439 S.W.3d 718 (Ark.App. 2014), CV-14-166, Trammell v. Wright
|Citation:||439 S.W.3d 718, 2014 Ark.App. 439|
|Opinion Judge:||BRANDON J. HARRISON, Judge.|
|Party Name:||TRAVIS TRAMMELL, APPELLANT, v. LINDA MARLENE WRIGHT, APPELLEE|
|Attorney:||Michael Mosley, for appellant. Norwood & Norwood, P.A., by: Doug Norwood and Alison Lee, for appellee.|
|Judge Panel:||GRUBER and WOOD, JJ., agree. Dismissed. Gruber and Wood, JJ., agree.|
|Case Date:||September 03, 2014|
|Court:||Court of Appeals of Arkansas|
APPEAL FROM THE BENTON COUNTY CIRCUIT COURT. NO. CIV-2013-0680-4. HONORABLE JOHN SCOTT, JUDGE.
This case concerns a mistake in identity that occurred, and the fallout from it, when City of Bella Vista police officer Travis Trammell approached Linda Wright and several others while investigating a report of unlawful target shooting in an area known as the " Grosvenor Gravel Pits." Officer Trammell arrested Linda Wright after receiving information from an Arkansas Crime Information Center (ACIC) check that she had an outstanding warrant for her arrest for failing to appear in Elkins District Court. Wright promptly objected, claiming that she did not fail to appear for any court appearance. Officer Trammell returned to his police car and sought confirmation of the warrant's existence from a Washington County authority; the county affirmed the ACIC hit. Wright was arrested and transported to jail based solely on the information the police officer received from the ACIC check and the Washington County follow-up.

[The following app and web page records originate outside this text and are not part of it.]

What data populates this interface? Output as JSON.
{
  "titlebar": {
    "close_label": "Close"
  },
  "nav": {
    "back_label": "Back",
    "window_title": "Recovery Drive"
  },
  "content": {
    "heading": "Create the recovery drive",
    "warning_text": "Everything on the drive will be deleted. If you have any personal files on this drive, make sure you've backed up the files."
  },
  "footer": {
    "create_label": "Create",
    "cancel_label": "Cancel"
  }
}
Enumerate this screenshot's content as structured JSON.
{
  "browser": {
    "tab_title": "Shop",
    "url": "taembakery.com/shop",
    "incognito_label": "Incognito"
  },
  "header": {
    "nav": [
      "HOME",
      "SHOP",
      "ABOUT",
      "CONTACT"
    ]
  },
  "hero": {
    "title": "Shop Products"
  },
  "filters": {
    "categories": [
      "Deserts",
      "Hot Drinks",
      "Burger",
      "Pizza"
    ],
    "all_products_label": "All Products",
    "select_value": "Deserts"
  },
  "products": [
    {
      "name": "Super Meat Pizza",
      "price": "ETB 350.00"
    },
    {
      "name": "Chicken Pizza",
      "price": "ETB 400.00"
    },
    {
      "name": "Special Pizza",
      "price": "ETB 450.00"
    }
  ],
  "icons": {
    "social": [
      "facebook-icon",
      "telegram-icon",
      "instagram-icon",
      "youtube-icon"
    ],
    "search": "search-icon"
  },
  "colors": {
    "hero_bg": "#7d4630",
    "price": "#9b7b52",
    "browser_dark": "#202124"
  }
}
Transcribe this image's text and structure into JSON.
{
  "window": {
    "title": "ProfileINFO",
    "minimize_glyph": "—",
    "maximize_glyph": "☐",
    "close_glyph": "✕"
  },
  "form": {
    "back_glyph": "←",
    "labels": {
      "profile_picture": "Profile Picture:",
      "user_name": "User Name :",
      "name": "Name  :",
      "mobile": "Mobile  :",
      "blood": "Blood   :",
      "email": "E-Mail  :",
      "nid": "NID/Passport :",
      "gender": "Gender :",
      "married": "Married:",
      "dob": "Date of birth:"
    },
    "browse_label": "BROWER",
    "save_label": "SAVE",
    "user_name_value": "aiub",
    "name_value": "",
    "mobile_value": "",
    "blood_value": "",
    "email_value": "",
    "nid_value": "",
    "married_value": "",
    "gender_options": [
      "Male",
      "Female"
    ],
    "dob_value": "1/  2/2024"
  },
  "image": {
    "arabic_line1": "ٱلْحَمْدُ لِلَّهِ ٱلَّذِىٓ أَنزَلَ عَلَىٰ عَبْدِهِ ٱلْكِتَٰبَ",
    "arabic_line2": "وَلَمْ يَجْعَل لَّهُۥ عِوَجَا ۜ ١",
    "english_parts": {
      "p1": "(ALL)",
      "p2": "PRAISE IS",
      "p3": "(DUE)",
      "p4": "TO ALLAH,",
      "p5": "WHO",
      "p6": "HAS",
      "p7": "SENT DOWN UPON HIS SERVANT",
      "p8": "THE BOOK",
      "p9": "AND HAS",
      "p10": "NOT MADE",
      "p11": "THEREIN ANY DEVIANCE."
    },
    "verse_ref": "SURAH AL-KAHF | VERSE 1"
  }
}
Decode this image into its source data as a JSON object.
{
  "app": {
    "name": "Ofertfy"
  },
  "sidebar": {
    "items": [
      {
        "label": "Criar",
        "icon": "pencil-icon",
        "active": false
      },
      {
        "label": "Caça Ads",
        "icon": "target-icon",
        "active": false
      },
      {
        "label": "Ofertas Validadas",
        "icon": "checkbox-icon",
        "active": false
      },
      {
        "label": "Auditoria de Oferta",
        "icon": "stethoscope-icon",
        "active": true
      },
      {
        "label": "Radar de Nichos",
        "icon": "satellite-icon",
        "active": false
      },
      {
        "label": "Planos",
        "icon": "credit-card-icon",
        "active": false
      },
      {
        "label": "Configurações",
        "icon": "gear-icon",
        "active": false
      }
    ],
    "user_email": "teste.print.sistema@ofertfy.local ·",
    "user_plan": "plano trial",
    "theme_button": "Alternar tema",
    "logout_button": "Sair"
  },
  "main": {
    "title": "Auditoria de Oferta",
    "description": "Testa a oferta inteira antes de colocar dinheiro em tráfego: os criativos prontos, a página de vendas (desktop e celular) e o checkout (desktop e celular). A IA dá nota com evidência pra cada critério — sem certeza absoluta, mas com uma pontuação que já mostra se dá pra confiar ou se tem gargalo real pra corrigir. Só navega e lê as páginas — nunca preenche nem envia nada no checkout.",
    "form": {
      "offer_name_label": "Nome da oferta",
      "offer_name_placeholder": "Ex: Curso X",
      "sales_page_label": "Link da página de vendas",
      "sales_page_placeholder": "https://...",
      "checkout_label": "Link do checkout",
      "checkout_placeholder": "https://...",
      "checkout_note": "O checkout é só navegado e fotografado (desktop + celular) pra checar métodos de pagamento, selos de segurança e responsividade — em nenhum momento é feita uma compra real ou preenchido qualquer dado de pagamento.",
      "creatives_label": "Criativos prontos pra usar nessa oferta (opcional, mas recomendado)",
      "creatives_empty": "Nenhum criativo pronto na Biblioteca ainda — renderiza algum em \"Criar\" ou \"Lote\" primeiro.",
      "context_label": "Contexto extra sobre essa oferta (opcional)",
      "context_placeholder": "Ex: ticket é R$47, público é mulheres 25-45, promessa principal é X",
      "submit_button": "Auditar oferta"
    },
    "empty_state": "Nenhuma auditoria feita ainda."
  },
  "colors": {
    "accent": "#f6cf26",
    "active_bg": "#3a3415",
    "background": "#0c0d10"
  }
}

Wright was cleared of any wrongdoing after she investigated the warrant's accuracy and learned that the Elkins-based warrant had been issued against one " Linda M. Wright," a person having a different home address, date of birth, and driver's license number than Appellant Wright. Wright sued Officer Trammell, in his personal capacity, and alleged that her arrest violated state tort law. The officer moved for summary judgment against the complaint, which the circuit court denied. Officer Trammell appeals that denial and contends that appellate jurisdiction exists given the circuit court's denial of his defense of statutory immunity under Ark. Code Ann. § 21-9-301 (Supp. 2013) and Ark. R. App. P.-Civil 2(a)(10) (2013); the latter authority permits a party to appeal an immunity-based decision.
To continue readingFREE SIGN UP